DATA SUPPLIED.

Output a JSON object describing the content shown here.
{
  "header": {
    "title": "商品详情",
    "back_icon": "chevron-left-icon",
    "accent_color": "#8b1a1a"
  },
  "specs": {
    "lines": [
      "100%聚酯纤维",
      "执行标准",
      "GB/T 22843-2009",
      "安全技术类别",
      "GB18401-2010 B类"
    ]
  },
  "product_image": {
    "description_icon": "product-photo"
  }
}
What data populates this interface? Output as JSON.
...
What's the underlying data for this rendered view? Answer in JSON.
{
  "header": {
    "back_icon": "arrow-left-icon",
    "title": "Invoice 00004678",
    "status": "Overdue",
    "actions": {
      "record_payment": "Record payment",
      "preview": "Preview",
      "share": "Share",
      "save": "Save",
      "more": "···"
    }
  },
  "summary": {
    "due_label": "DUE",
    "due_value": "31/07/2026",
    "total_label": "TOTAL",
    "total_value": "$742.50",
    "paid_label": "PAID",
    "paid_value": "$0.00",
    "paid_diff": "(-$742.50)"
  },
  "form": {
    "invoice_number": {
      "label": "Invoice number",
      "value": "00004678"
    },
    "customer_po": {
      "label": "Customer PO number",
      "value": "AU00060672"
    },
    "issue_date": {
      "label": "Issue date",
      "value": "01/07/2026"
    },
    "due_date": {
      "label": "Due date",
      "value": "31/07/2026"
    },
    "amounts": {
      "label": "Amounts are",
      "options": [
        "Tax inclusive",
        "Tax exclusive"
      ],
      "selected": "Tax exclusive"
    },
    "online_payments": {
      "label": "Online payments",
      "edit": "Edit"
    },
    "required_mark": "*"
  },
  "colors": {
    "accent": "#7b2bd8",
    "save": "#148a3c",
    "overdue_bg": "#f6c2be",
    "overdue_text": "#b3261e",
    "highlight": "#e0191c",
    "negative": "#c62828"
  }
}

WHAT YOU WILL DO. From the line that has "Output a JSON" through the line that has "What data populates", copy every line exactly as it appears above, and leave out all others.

WRITTEN ANSWER.
Output a JSON object describing the content shown here.
{
  "header": {
    "title": "商品详情",
    "back_icon": "chevron-left-icon",
    "accent_color": "#8b1a1a"
  },
  "specs": {
    "lines": [
      "100%聚酯纤维",
      "执行标准",
      "GB/T 22843-2009",
      "安全技术类别",
      "GB18401-2010 B类"
    ]
  },
  "product_image": {
    "description_icon": "product-photo"
  }
}
What data populates this interface? Output as JSON.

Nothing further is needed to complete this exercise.